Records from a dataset
= = =

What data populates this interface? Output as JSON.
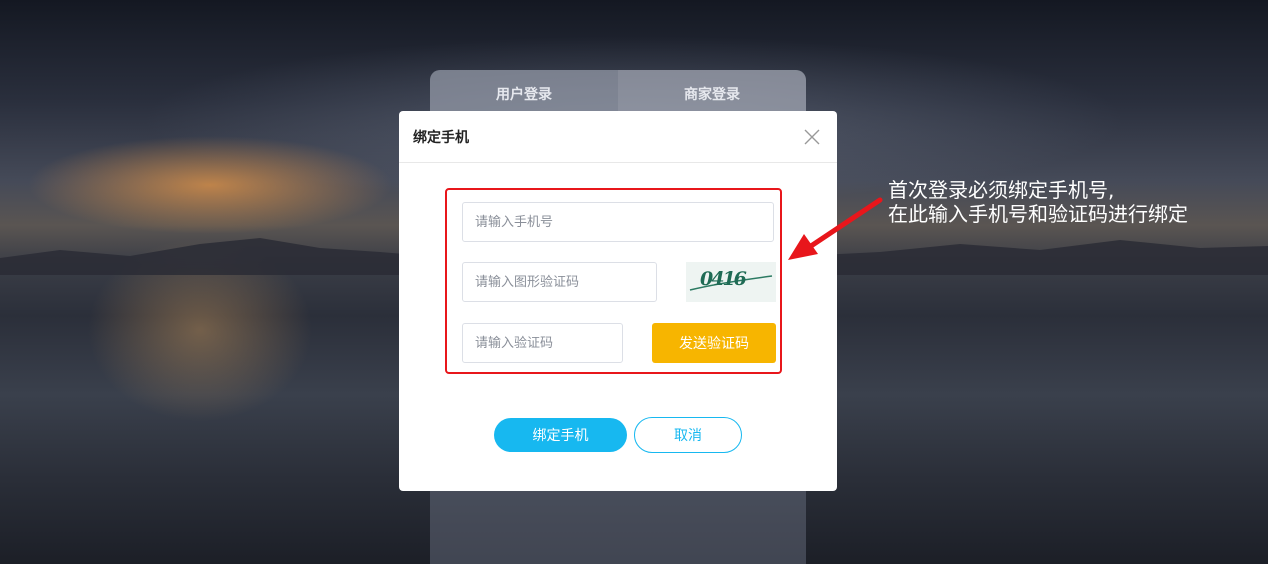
{
  "login_tabs": [
    {
      "label": "用户登录"
    },
    {
      "label": "商家登录"
    }
  ],
  "modal": {
    "title": "绑定手机",
    "phone_placeholder": "请输入手机号",
    "image_code_placeholder": "请输入图形验证码",
    "captcha_text": "0416",
    "sms_code_placeholder": "请输入验证码",
    "send_code_label": "发送验证码",
    "bind_label": "绑定手机",
    "cancel_label": "取消"
  },
  "annotation": {
    "line1": "首次登录必须绑定手机号,",
    "line2": "在此输入手机号和验证码进行绑定"
  },
  "colors": {
    "primary": "#17b8f0",
    "warning": "#f7b500",
    "highlight_border": "#e8161b"
  }
}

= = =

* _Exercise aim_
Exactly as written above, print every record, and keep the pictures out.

* _Worked solution_
What data populates this interface? Output as JSON.
{
  "login_tabs": [
    {
      "label": "用户登录"
    },
    {
      "label": "商家登录"
    }
  ],
  "modal": {
    "title": "绑定手机",
    "phone_placeholder": "请输入手机号",
    "image_code_placeholder": "请输入图形验证码",
    "captcha_text": "0416",
    "sms_code_placeholder": "请输入验证码",
    "send_code_label": "发送验证码",
    "bind_label": "绑定手机",
    "cancel_label": "取消"
  },
  "annotation": {
    "line1": "首次登录必须绑定手机号,",
    "line2": "在此输入手机号和验证码进行绑定"
  },
  "colors": {
    "primary": "#17b8f0",
    "warning": "#f7b500",
    "highlight_border": "#e8161b"
  }
}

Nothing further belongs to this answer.